The next question worth asking Mill is why he considers happiness to be the ultimate end, when in fact people will often have other ends in mind. Possible ends include money, power, fame and virtue. Mill discusses this question in depth in chapter 4 of ‘Utilitarianism’ and concludes that all these other ends still have happiness as the ultimate end.
If we consider the example of someone who loves money, we will have to ask him why he loves money. This person will respond that he wants to live in a large house with lots of expensive furniture. So we’ve determined straightaway that money is not the ultimate end, rather it leads to the ability to acquire more property. But is that still the ultimate end? Mill would argue ‘no’. He wants the fancy house because he believes it will make him happier. I believe Mill is persuasive on this point. As he himself points us, even if we don’t agree that pleasure is a suitable goal, we must at least agree that a life free of pain is worthwhile. Utilitarianism is concerned with both – an increase of pleasure, and a decrease of pain.
To conclude, I would agree that Mill offers a suitable candidate for why we should follow a moral theory. It is difficult to think of any other reason apart from happiness why we should act in an ethical fashion towards others. And he is right to confirm that overall happiness is more important than the happiness of the agent. Any persuasive theory of ethics should have the community in mind, since this is what ethics concerns, our interactions and relationships with other people. Although the actual doctrine of utilitarianism might lead to unfair results in some cases, such as the exploitation of minorities, we should not ignore Mill’s general message.
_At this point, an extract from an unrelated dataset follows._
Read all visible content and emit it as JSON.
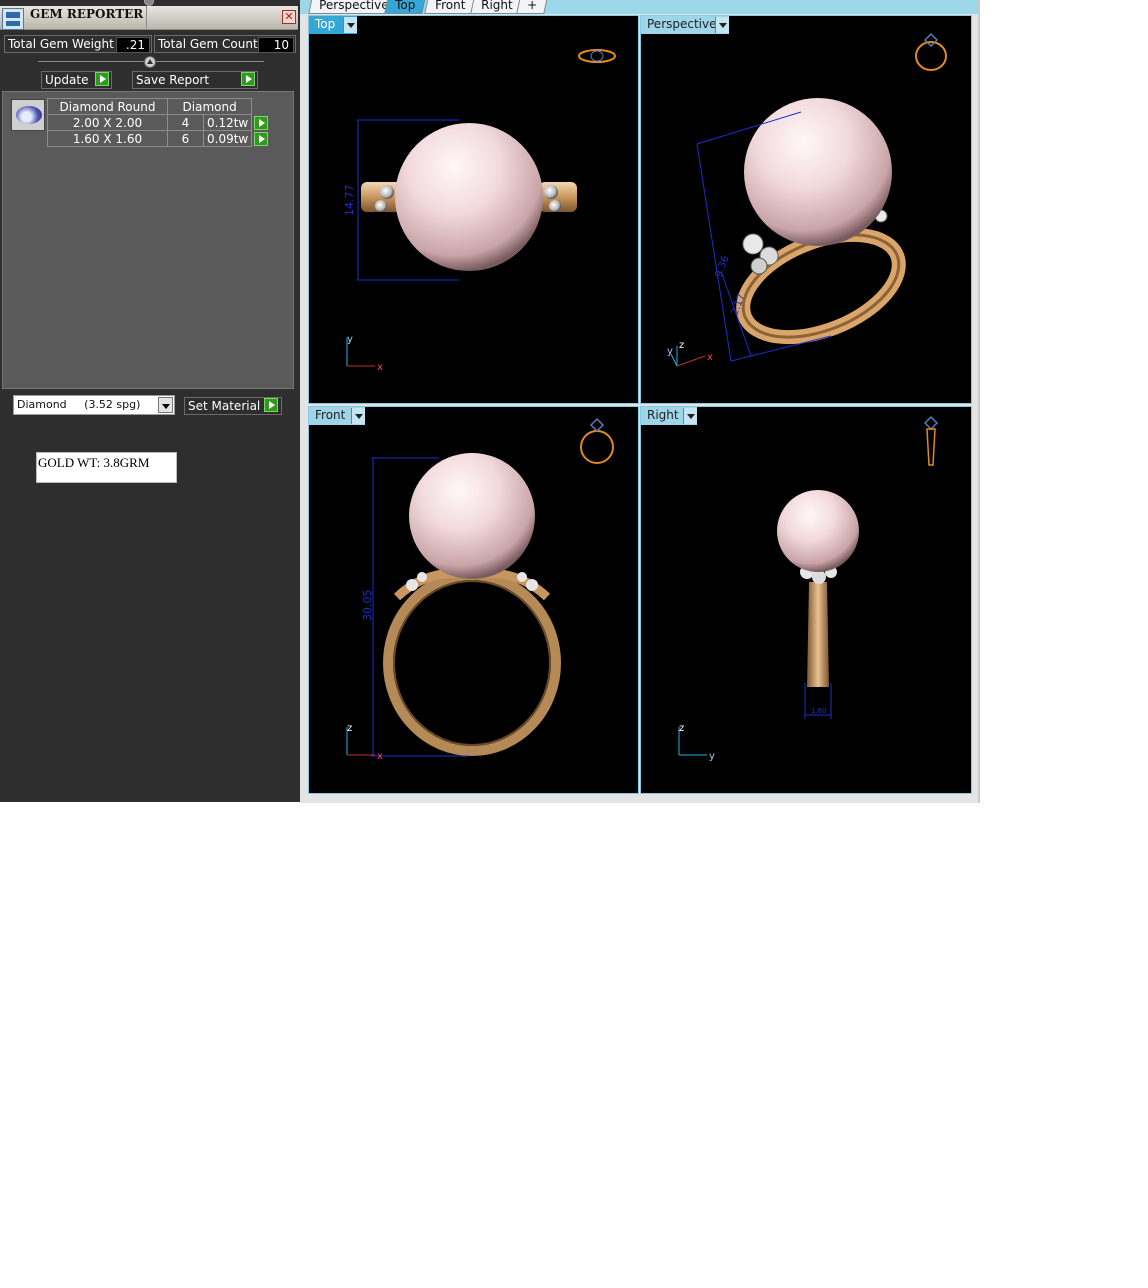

Happiness is a goal worth pursuing as an end, not just as a means.